(ABOUT THIS EXERCISE): Filter the data for lines with the word "page", then copy every line so identified.

Interface dataset entries:

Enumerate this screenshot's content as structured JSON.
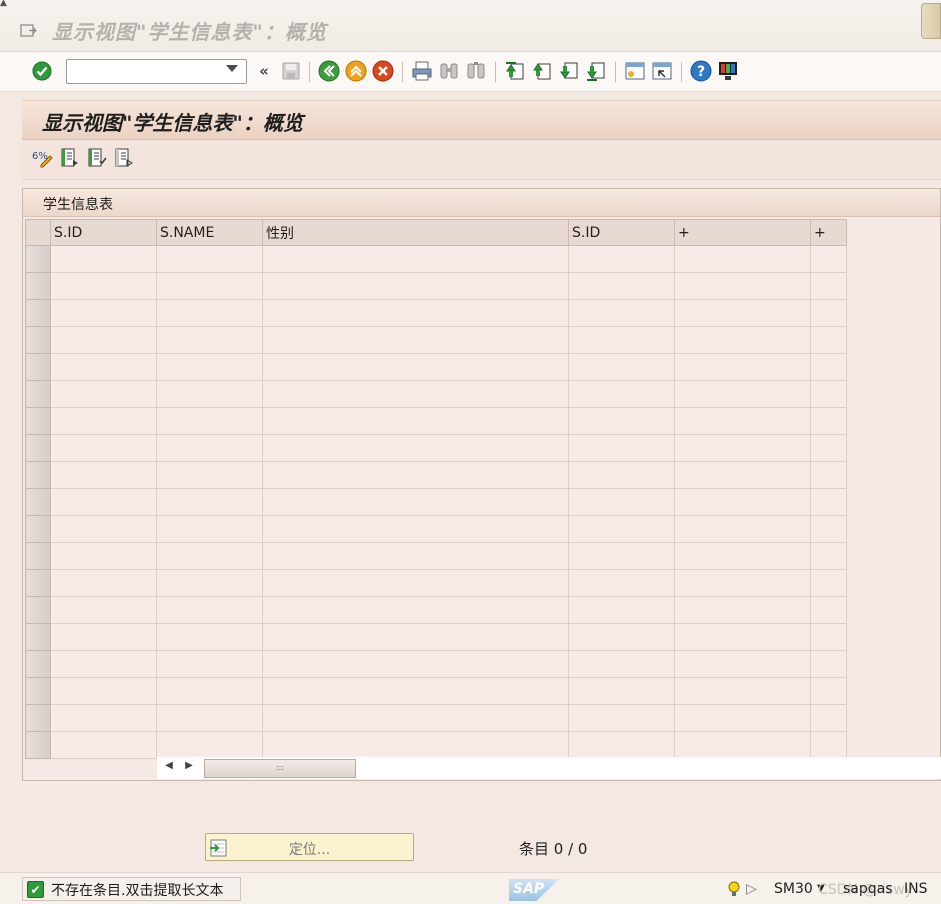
{
  "window": {
    "title": "显示视图\"学生信息表\"：概览"
  },
  "toolbar": {
    "command_value": "",
    "back_label": "«",
    "icons": [
      "enter-icon",
      "save-icon",
      "back-icon",
      "exit-icon",
      "cancel-icon",
      "print-icon",
      "find-icon",
      "find-next-icon",
      "first-page-icon",
      "prev-page-icon",
      "next-page-icon",
      "last-page-icon",
      "new-session-icon",
      "shortcut-icon",
      "help-icon",
      "layout-icon"
    ]
  },
  "screen": {
    "title": "显示视图\"学生信息表\"：概览"
  },
  "table": {
    "title": "学生信息表",
    "columns": [
      "S.ID",
      "S.NAME",
      "性别",
      "S.ID",
      "+",
      "+"
    ],
    "row_count": 19
  },
  "footer": {
    "locate_label": "定位...",
    "entries_label": "条目 0 / 0"
  },
  "status": {
    "message": "不存在条目.双击提取长文本",
    "sap_logo": "SAP",
    "transaction": "SM30",
    "server": "sapqas",
    "mode": "INS",
    "watermark": "CSDN @riswy"
  },
  "colors": {
    "accent_green": "#2f9a39",
    "background": "#f4e9e2",
    "title_band": "#ead2c3"
  }
}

(RESPONSE TO THIS EXERCISE):
      "first-page-icon",
      "prev-page-icon",
      "next-page-icon",
      "last-page-icon",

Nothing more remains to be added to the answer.